I left my synagogue after Neilah on high, feeling inspired by the beautiful service I had just experienced. However, when I got home and read the news of what had transpired in Dizengoff Square I was deeply saddened. The images were deeply disturbing and it soon became apparent that this had not been an isolated incident. A number of Orthodox groups of all stripes that attempted to hold minyanim outdoors, as they had done in years past, were disrupted. I scrolled through news story after news story looking for answers that weren’t there.
There is a famous disagreement in a Midrash about the reason for the mitzvah to dwell in a sukkah. The Midrash quotes the verse “In order that future generations may know that I made the Jewish People live in sukkot.” Rebbe Eliezer says: “They were real sukkot.” Rebbe Akiva says: “They were the Clouds of Glory.” The Midrash records an argument between Rebbe Eliezer and Rebbe Akiva about whether or not the sukkot that we build today are meant to recall actual booths which our ancestors built to live in or instead are meant to commemorate the Clouds of Glory that shielded them through the wilderness. But what lies behind this claim that our physical sukkot are meant to represent God’s presence? Is Rebbe Akiva just offering a homiletic interpretation totally detached from the meaning of the text?
Dr. Jeffrey Rubenstein, a Talmud and Rabbinic Literature professor at NYU, notes that there is something odd about the verse that the Midrash cites which may have motivated Rebbe Akiva’s interpretation. We might have expected the verse to read “in order that future generations may know that the Jewish people dwelled…” However, that’s not what the Torah says. Instead, the word for dwell is in the causative form implying that God caused the Jewish People to do something rather than simply recording what the Jewish People did or made on their own.
How one understands the reason for the mitzvah of sukkot has far reaching implications. The Gemara records a series of disagreements between Rebbe Eliezer and the Sages regarding how one fulfills the mitzvah of dwelling in the sukkah. According to Rebbe Eliezer a person only fulfills the mitzvah of sukkah with their own sukkah and can not travel from sukkah to sukkah. Since Rebbe Eliezer believed our sukkot are meant to remind us of the individual booths that our ancestors made, it makes sense that he also stresses the individual nature of this mitzvah. However, the halacha does not follow Rebbe Eliezer. Instead, the Sages teach that the entire Jewish People can fulfill the mitzvah of sukkah in one sukkah and that one even fulfills the mitzvah of sukkah in a stolen sukkah. The Shulchan Aruch records that “A stolen sukkah is valid. How? If one overpowered his friend, left his (own) sukkah and stole it and then dwelt in it, he has fulfilled his obligation…” Halacha frowns upon the thief’s actions but they nevertheless still fulfill the mitzvah of dwelling in a sukkah.

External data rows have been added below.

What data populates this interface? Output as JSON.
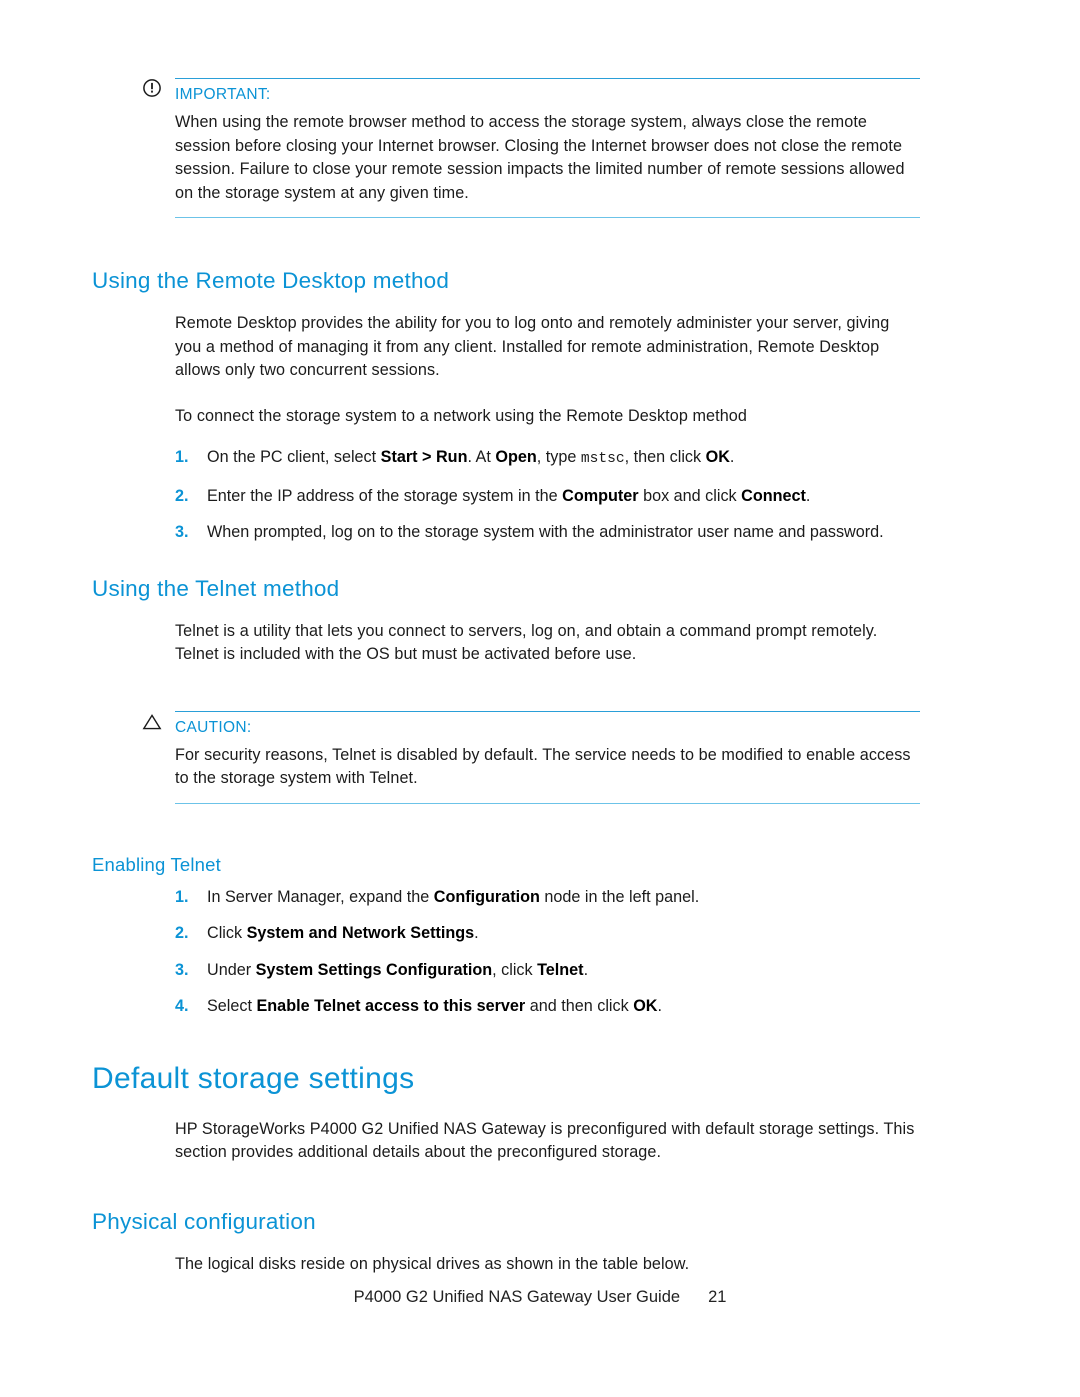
{
  "page": {
    "number": "21",
    "accent_color": "#0b93d5",
    "rule_color_top": "#2a9fd8",
    "rule_color_bottom": "#6cc3e8"
  },
  "important_note": {
    "icon": "exclamation-circle-icon",
    "label": "IMPORTANT:",
    "text": "When using the remote browser method to access the storage system, always close the remote session before closing your Internet browser. Closing the Internet browser does not close the remote session. Failure to close your remote session impacts the limited number of remote sessions allowed on the storage system at any given time."
  },
  "remote_desktop_section": {
    "heading": "Using the Remote Desktop method",
    "intro": "Remote Desktop provides the ability for you to log onto and remotely administer your server, giving you a method of managing it from any client. Installed for remote administration, Remote Desktop allows only two concurrent sessions.",
    "lead_in": "To connect the storage system to a network using the Remote Desktop method",
    "steps": [
      {
        "num": "1.",
        "parts": [
          {
            "t": "On the PC client, select ",
            "s": "plain"
          },
          {
            "t": "Start > Run",
            "s": "bold"
          },
          {
            "t": ". At ",
            "s": "plain"
          },
          {
            "t": "Open",
            "s": "bold"
          },
          {
            "t": ", type ",
            "s": "plain"
          },
          {
            "t": "mstsc",
            "s": "mono"
          },
          {
            "t": ", then click ",
            "s": "plain"
          },
          {
            "t": "OK",
            "s": "bold"
          },
          {
            "t": ".",
            "s": "plain"
          }
        ]
      },
      {
        "num": "2.",
        "parts": [
          {
            "t": "Enter the IP address of the storage system in the ",
            "s": "plain"
          },
          {
            "t": "Computer",
            "s": "bold"
          },
          {
            "t": " box and click ",
            "s": "plain"
          },
          {
            "t": "Connect",
            "s": "bold"
          },
          {
            "t": ".",
            "s": "plain"
          }
        ]
      },
      {
        "num": "3.",
        "parts": [
          {
            "t": "When prompted, log on to the storage system with the administrator user name and password.",
            "s": "plain"
          }
        ]
      }
    ]
  },
  "telnet_section": {
    "heading": "Using the Telnet method",
    "intro": "Telnet is a utility that lets you connect to servers, log on, and obtain a command prompt remotely. Telnet is included with the OS but must be activated before use.",
    "caution": {
      "icon": "warning-triangle-icon",
      "label": "CAUTION:",
      "text": "For security reasons, Telnet is disabled by default. The service needs to be modified to enable access to the storage system with Telnet."
    },
    "enabling": {
      "heading": "Enabling Telnet",
      "steps": [
        {
          "num": "1.",
          "parts": [
            {
              "t": "In Server Manager, expand the ",
              "s": "plain"
            },
            {
              "t": "Configuration",
              "s": "bold"
            },
            {
              "t": " node in the left panel.",
              "s": "plain"
            }
          ]
        },
        {
          "num": "2.",
          "parts": [
            {
              "t": "Click ",
              "s": "plain"
            },
            {
              "t": "System and Network Settings",
              "s": "bold"
            },
            {
              "t": ".",
              "s": "plain"
            }
          ]
        },
        {
          "num": "3.",
          "parts": [
            {
              "t": "Under ",
              "s": "plain"
            },
            {
              "t": "System Settings Configuration",
              "s": "bold"
            },
            {
              "t": ", click ",
              "s": "plain"
            },
            {
              "t": "Telnet",
              "s": "bold"
            },
            {
              "t": ".",
              "s": "plain"
            }
          ]
        },
        {
          "num": "4.",
          "parts": [
            {
              "t": "Select ",
              "s": "plain"
            },
            {
              "t": "Enable Telnet access to this server",
              "s": "bold"
            },
            {
              "t": " and then click ",
              "s": "plain"
            },
            {
              "t": "OK",
              "s": "bold"
            },
            {
              "t": ".",
              "s": "plain"
            }
          ]
        }
      ]
    }
  },
  "default_storage_section": {
    "heading": "Default storage settings",
    "intro": "HP StorageWorks P4000 G2 Unified NAS Gateway is preconfigured with default storage settings. This section provides additional details about the preconfigured storage.",
    "physical_configuration": {
      "heading": "Physical configuration",
      "text": "The logical disks reside on physical drives as shown in the table below."
    }
  },
  "footer": {
    "guide_title": "P4000 G2 Unified NAS Gateway User Guide",
    "page_number": "21"
  }
}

Rebbe Eliezer’s vision of the sukkah as something that we construct to wall us off from those around us is an ever present temptation. One that we see all too often in contemporary life. In religion, politics, and culture we silo ourselves off from those with whom we disagree. Yet God caused us to dwell in a different sort of sukkah, one in which everyone was included. Within the confines of the Clouds of Glory were the Nachsons and the Korachs, the Calevs and Yehoshuas alongside the would-be trembling spies. The sukkah, which recalls the Clouds of Glory, is a paradigm for shared space. A place where anyone and everyone must be welcome. Even those we don’t like or don’t want can still fulfill their mitzvah in our sukkah. The challenge of sukkot is how to navigate our differences and disagreements while preserving the shared space the sukkah represents. May we live up to this challenge and may our people’s ultimate shared space, Medinat Yisrael, rise to this challenge as well.